    The fission theory claims that the moon coalesced from debris spinning off the presumably molten earth eons ago; while the impact theory claims that a Mars-size asteroid once impacted the earth,7 with the debris eventually coalescing into the moon. The fission and impact theories both require that the debris forming the moon begin coalescing at or near earth’s Roche limit.

  • April 16, 2014 at 9:06am
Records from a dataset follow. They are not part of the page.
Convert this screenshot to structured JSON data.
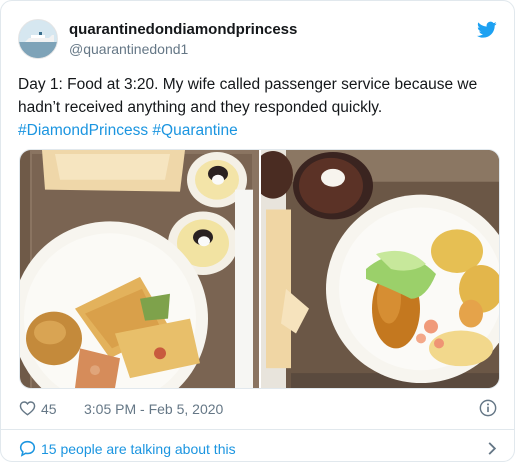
{
  "tweet": {
    "display_name": "quarantinedondiamondprincess",
    "handle": "@quarantinedond1",
    "text_main": "Day 1: Food at 3:20. My wife called passenger service because we hadn’t  received anything and they responded quickly.",
    "hashtag_1": "#DiamondPrincess",
    "hashtag_2": "#Quarantine",
    "like_count": "45",
    "timestamp": "3:05 PM - Feb 5, 2020",
    "conversation_text": "15 people are talking about this"
  },
  "colors": {
    "brand": "#1da1f2",
    "link": "#1b95e0",
    "secondary_text": "#657786",
    "border": "#e1e8ed"
  },
  "icons": {
    "brand": "twitter-bird-icon",
    "like": "heart-outline-icon",
    "info": "info-circle-icon",
    "reply": "speech-bubble-icon",
    "chevron": "chevron-right-icon"
  }
}
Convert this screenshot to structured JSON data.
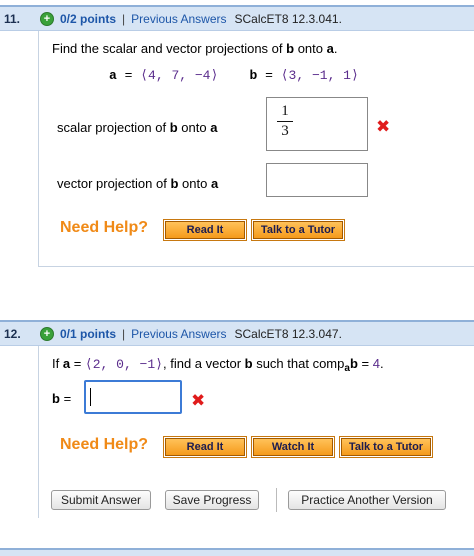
{
  "q11": {
    "number": "11.",
    "points": "0/2 points",
    "previous": "Previous Answers",
    "source": "SCalcET8 12.3.041.",
    "instruction_pre": "Find the scalar and vector projections of ",
    "instruction_b": "b",
    "instruction_mid": " onto ",
    "instruction_a": "a",
    "instruction_end": ".",
    "vec_a_label": "a",
    "vec_a_value": "⟨4, 7, −4⟩",
    "vec_b_label": "b",
    "vec_b_value": "⟨3, −1, 1⟩",
    "scalar_label_pre": "scalar projection of ",
    "scalar_label_b": "b",
    "scalar_label_mid": " onto ",
    "scalar_label_a": "a",
    "scalar_numerator": "1",
    "scalar_denominator": "3",
    "vector_label_pre": "vector projection of ",
    "vector_label_b": "b",
    "vector_label_mid": " onto ",
    "vector_label_a": "a",
    "vector_value": "",
    "need_help": "Need Help?",
    "read_it": "Read It",
    "talk_tutor": "Talk to a Tutor"
  },
  "q12": {
    "number": "12.",
    "points": "0/1 points",
    "previous": "Previous Answers",
    "source": "SCalcET8 12.3.047.",
    "if": "If ",
    "a_label": "a",
    "eq": " = ",
    "a_value": "⟨2, 0, −1⟩",
    "find_text": ", find a vector ",
    "b_label": "b",
    "such": " such that comp",
    "comp_sub": "a",
    "comp_b": "b",
    "eq_val": " = ",
    "value": "4",
    "period": ".",
    "b_field_label": "b",
    "b_field_eq": " = ",
    "b_value": "",
    "need_help": "Need Help?",
    "read_it": "Read It",
    "watch_it": "Watch It",
    "talk_tutor": "Talk to a Tutor"
  },
  "footer": {
    "submit": "Submit Answer",
    "save": "Save Progress",
    "practice": "Practice Another Version"
  },
  "colors": {
    "header_bg": "#d6e4f4",
    "link": "#1d56a8",
    "help": "#f08a17",
    "error": "#e01b1b"
  }
}
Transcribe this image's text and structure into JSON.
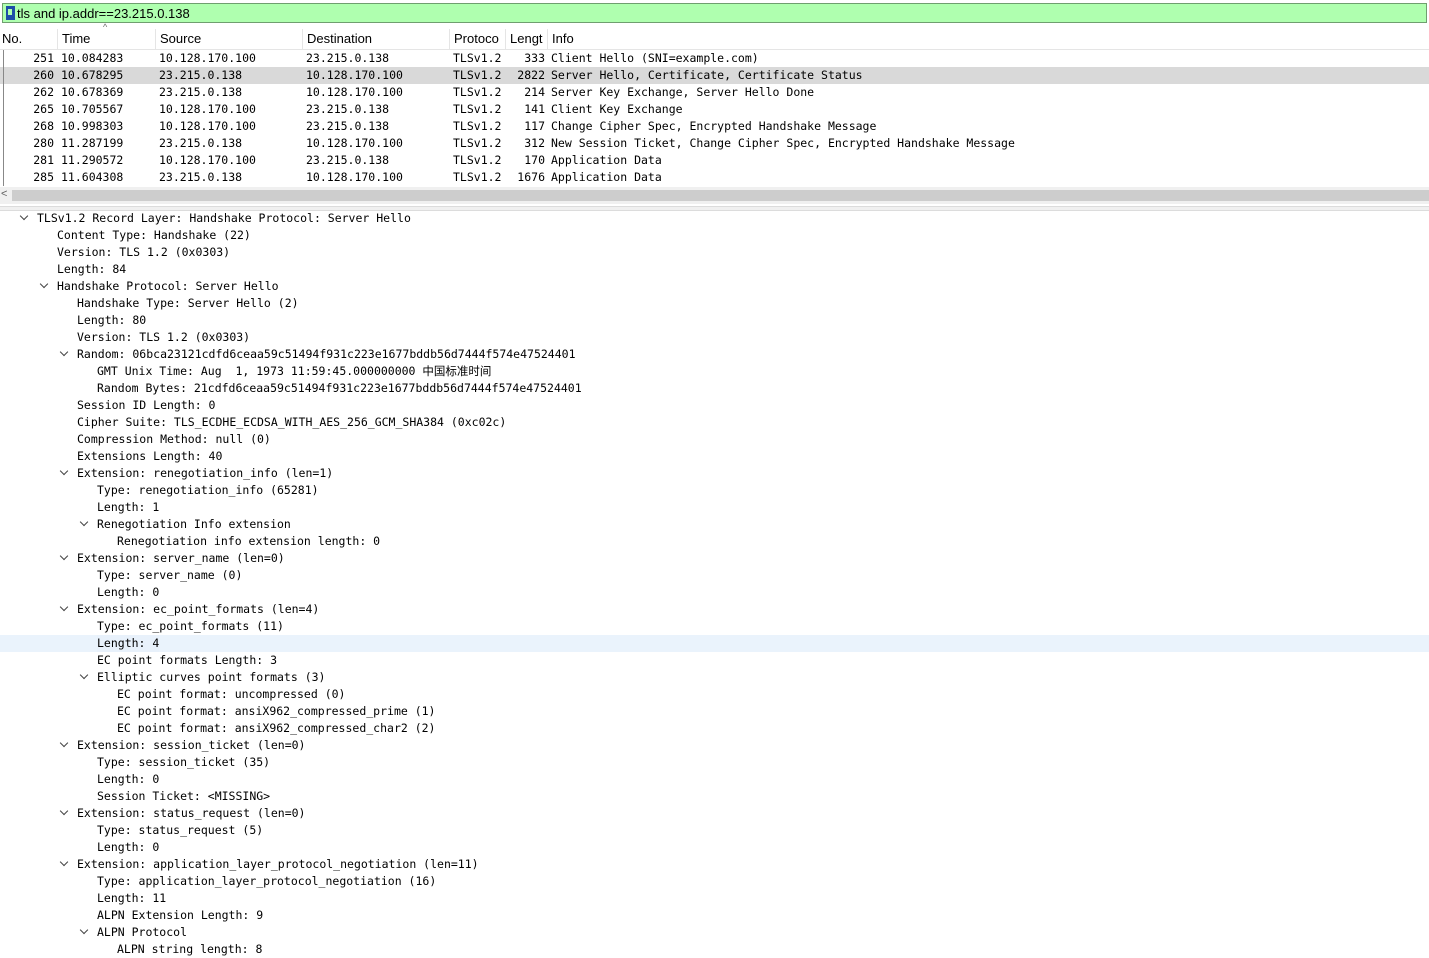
{
  "filter": {
    "text": "tls and ip.addr==23.215.0.138"
  },
  "columns": [
    "No.",
    "Time",
    "Source",
    "Destination",
    "Protoco",
    "Lengt",
    "Info"
  ],
  "packets": [
    {
      "no": "251",
      "time": "10.084283",
      "src": "10.128.170.100",
      "dst": "23.215.0.138",
      "proto": "TLSv1.2",
      "len": "333",
      "info": "Client Hello (SNI=example.com)"
    },
    {
      "no": "260",
      "time": "10.678295",
      "src": "23.215.0.138",
      "dst": "10.128.170.100",
      "proto": "TLSv1.2",
      "len": "2822",
      "info": "Server Hello, Certificate, Certificate Status"
    },
    {
      "no": "262",
      "time": "10.678369",
      "src": "23.215.0.138",
      "dst": "10.128.170.100",
      "proto": "TLSv1.2",
      "len": "214",
      "info": "Server Key Exchange, Server Hello Done"
    },
    {
      "no": "265",
      "time": "10.705567",
      "src": "10.128.170.100",
      "dst": "23.215.0.138",
      "proto": "TLSv1.2",
      "len": "141",
      "info": "Client Key Exchange"
    },
    {
      "no": "268",
      "time": "10.998303",
      "src": "10.128.170.100",
      "dst": "23.215.0.138",
      "proto": "TLSv1.2",
      "len": "117",
      "info": "Change Cipher Spec, Encrypted Handshake Message"
    },
    {
      "no": "280",
      "time": "11.287199",
      "src": "23.215.0.138",
      "dst": "10.128.170.100",
      "proto": "TLSv1.2",
      "len": "312",
      "info": "New Session Ticket, Change Cipher Spec, Encrypted Handshake Message"
    },
    {
      "no": "281",
      "time": "11.290572",
      "src": "10.128.170.100",
      "dst": "23.215.0.138",
      "proto": "TLSv1.2",
      "len": "170",
      "info": "Application Data"
    },
    {
      "no": "285",
      "time": "11.604308",
      "src": "23.215.0.138",
      "dst": "10.128.170.100",
      "proto": "TLSv1.2",
      "len": "1676",
      "info": "Application Data"
    }
  ],
  "selected_packet_no": "260",
  "tree": [
    {
      "text": "TLSv1.2 Record Layer: Handshake Protocol: Server Hello",
      "level": 0,
      "expanded": true
    },
    {
      "text": "Content Type: Handshake (22)",
      "level": 1
    },
    {
      "text": "Version: TLS 1.2 (0x0303)",
      "level": 1
    },
    {
      "text": "Length: 84",
      "level": 1
    },
    {
      "text": "Handshake Protocol: Server Hello",
      "level": 1,
      "expanded": true
    },
    {
      "text": "Handshake Type: Server Hello (2)",
      "level": 2
    },
    {
      "text": "Length: 80",
      "level": 2
    },
    {
      "text": "Version: TLS 1.2 (0x0303)",
      "level": 2
    },
    {
      "text": "Random: 06bca23121cdfd6ceaa59c51494f931c223e1677bddb56d7444f574e47524401",
      "level": 2,
      "expanded": true
    },
    {
      "text": "GMT Unix Time: Aug  1, 1973 11:59:45.000000000 中国标准时间",
      "level": 3
    },
    {
      "text": "Random Bytes: 21cdfd6ceaa59c51494f931c223e1677bddb56d7444f574e47524401",
      "level": 3
    },
    {
      "text": "Session ID Length: 0",
      "level": 2
    },
    {
      "text": "Cipher Suite: TLS_ECDHE_ECDSA_WITH_AES_256_GCM_SHA384 (0xc02c)",
      "level": 2
    },
    {
      "text": "Compression Method: null (0)",
      "level": 2
    },
    {
      "text": "Extensions Length: 40",
      "level": 2
    },
    {
      "text": "Extension: renegotiation_info (len=1)",
      "level": 2,
      "expanded": true
    },
    {
      "text": "Type: renegotiation_info (65281)",
      "level": 3
    },
    {
      "text": "Length: 1",
      "level": 3
    },
    {
      "text": "Renegotiation Info extension",
      "level": 3,
      "expanded": true
    },
    {
      "text": "Renegotiation info extension length: 0",
      "level": 4
    },
    {
      "text": "Extension: server_name (len=0)",
      "level": 2,
      "expanded": true
    },
    {
      "text": "Type: server_name (0)",
      "level": 3
    },
    {
      "text": "Length: 0",
      "level": 3
    },
    {
      "text": "Extension: ec_point_formats (len=4)",
      "level": 2,
      "expanded": true
    },
    {
      "text": "Type: ec_point_formats (11)",
      "level": 3
    },
    {
      "text": "Length: 4",
      "level": 3,
      "highlighted": true
    },
    {
      "text": "EC point formats Length: 3",
      "level": 3
    },
    {
      "text": "Elliptic curves point formats (3)",
      "level": 3,
      "expanded": true
    },
    {
      "text": "EC point format: uncompressed (0)",
      "level": 4
    },
    {
      "text": "EC point format: ansiX962_compressed_prime (1)",
      "level": 4
    },
    {
      "text": "EC point format: ansiX962_compressed_char2 (2)",
      "level": 4
    },
    {
      "text": "Extension: session_ticket (len=0)",
      "level": 2,
      "expanded": true
    },
    {
      "text": "Type: session_ticket (35)",
      "level": 3
    },
    {
      "text": "Length: 0",
      "level": 3
    },
    {
      "text": "Session Ticket: <MISSING>",
      "level": 3
    },
    {
      "text": "Extension: status_request (len=0)",
      "level": 2,
      "expanded": true
    },
    {
      "text": "Type: status_request (5)",
      "level": 3
    },
    {
      "text": "Length: 0",
      "level": 3
    },
    {
      "text": "Extension: application_layer_protocol_negotiation (len=11)",
      "level": 2,
      "expanded": true
    },
    {
      "text": "Type: application_layer_protocol_negotiation (16)",
      "level": 3
    },
    {
      "text": "Length: 11",
      "level": 3
    },
    {
      "text": "ALPN Extension Length: 9",
      "level": 3
    },
    {
      "text": "ALPN Protocol",
      "level": 3,
      "expanded": true
    },
    {
      "text": "ALPN string length: 8",
      "level": 4
    }
  ],
  "colors": {
    "filter_ok": "#afffaf",
    "selected_row": "#d9d9d9",
    "tree_highlight": "#eaf3fc"
  }
}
    Lunar Dust Depth
    The pre-lunar landing predictions of evolutionary scientists gave great concern to the astronauts. Their predictions were that due to a presumed 4.5 billion year age of the moon and the rate of influx of dust and the lunar physical processes of rock break-up, the astronauts might be lost in a great depth of dust on the moon.4 Fortunately the evolutionary predictions of great dust depth were wrong. Our astronauts were not lost in the predicted “quicksand” of age-accumulated dust on the moon. The creationist predictions of only a thin layer of dust were correct.
    Magnetic evidence of a younger earth
    The known decay of the earth’s magnetic field clearly points to an inevitable end of this magnetic field. The rate of decrease is about 5% per hundred years. The earth’s magnetic field extends into the space around the earth. Providing a protective “shield” against cosmic rays and solar winds. The half-life of this field is 1400 years (meaning every 1400 years its strength is cut in half). The field strength is now about 1/3 as strong as it was during the time of Christ.

    Theories of lunar origin: the capture theory (‘daughter’ theory); the accretion theory (‘sister’ theory); the fission theory (the ‘spouse’ theory), popularized first by George Darwin, son of Charles Darwin; and the impact theory. The impact theory is currently in favor as the other theories have been found to ‘have serious flaws’.